= Task requirements =
Look through the data below. Pick out the lines holding the string "JSON".
**** Recorded data ****
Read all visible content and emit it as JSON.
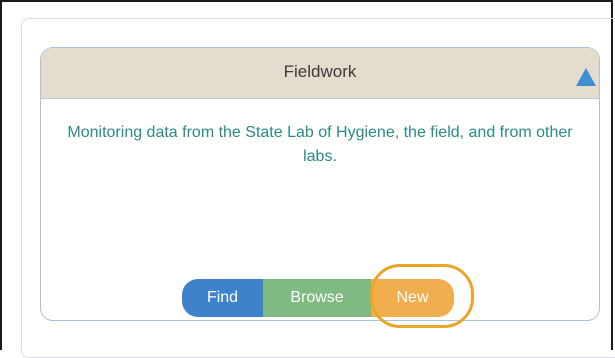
{
  "panel": {
    "title": "Fieldwork",
    "description": "Monitoring data from the State Lab of Hygiene, the field, and from other labs.",
    "collapse_icon": "triangle-up-icon",
    "header_color": "#e4ddce",
    "description_color": "#2b8a85"
  },
  "actions": {
    "find_label": "Find",
    "browse_label": "Browse",
    "new_label": "New",
    "find_color": "#3f82cc",
    "browse_color": "#7fba82",
    "new_color": "#f0ae4e",
    "highlight_color": "#e9a526"
  }
}
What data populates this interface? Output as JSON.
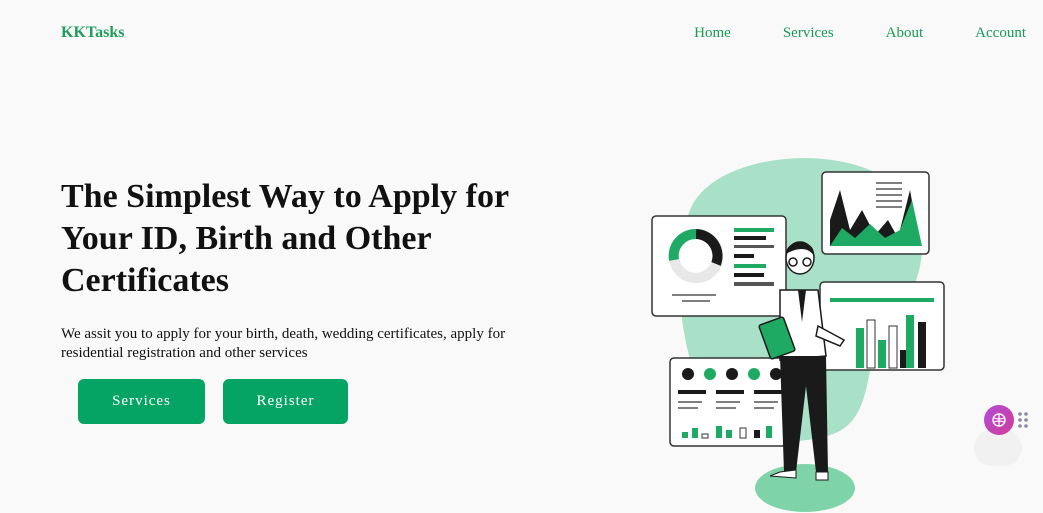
{
  "header": {
    "brand": "KKTasks",
    "nav": [
      "Home",
      "Services",
      "About",
      "Account"
    ]
  },
  "hero": {
    "title": "The Simplest Way to Apply for Your ID, Birth and Other Certificates",
    "subtitle": "We assit you to apply for your birth, death, wedding certificates, apply for residential registration and other services",
    "buttons": {
      "services": "Services",
      "register": "Register"
    }
  },
  "colors": {
    "brand": "#1f9d5a",
    "button": "#06a464",
    "mint": "#a8e0c8"
  },
  "icons": {
    "widget": "brain-icon",
    "dots": "grip-dots-icon"
  }
}
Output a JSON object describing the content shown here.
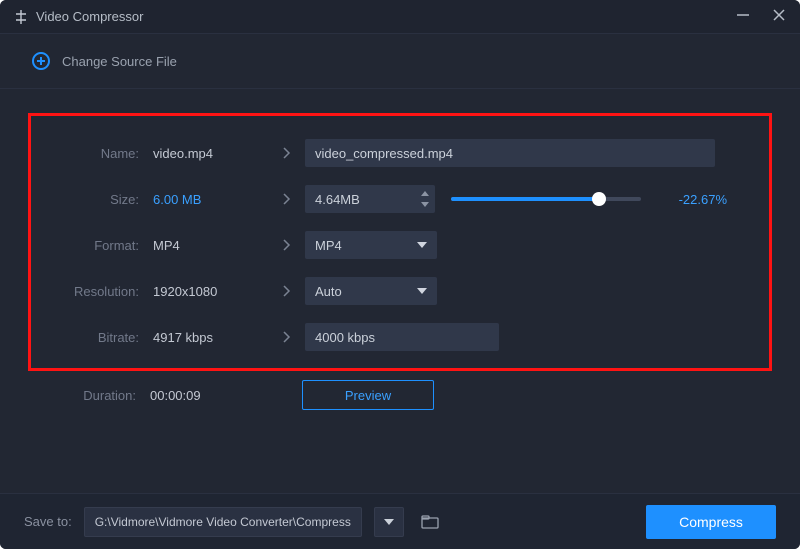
{
  "titlebar": {
    "title": "Video Compressor"
  },
  "actions": {
    "change_source": "Change Source File"
  },
  "labels": {
    "name": "Name:",
    "size": "Size:",
    "format": "Format:",
    "resolution": "Resolution:",
    "bitrate": "Bitrate:",
    "duration": "Duration:",
    "save_to": "Save to:"
  },
  "source": {
    "name": "video.mp4",
    "size": "6.00 MB",
    "format": "MP4",
    "resolution": "1920x1080",
    "bitrate": "4917 kbps",
    "duration": "00:00:09"
  },
  "output": {
    "name": "video_compressed.mp4",
    "size": "4.64MB",
    "size_delta_pct": "-22.67%",
    "format": "MP4",
    "resolution": "Auto",
    "bitrate": "4000 kbps"
  },
  "buttons": {
    "preview": "Preview",
    "compress": "Compress"
  },
  "save_path": "G:\\Vidmore\\Vidmore Video Converter\\Compressed"
}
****
= Solution to the problem =
Read all visible content and emit it as JSON.
What data populates this interface? Output as JSON.
Output a JSON object describing the content shown here.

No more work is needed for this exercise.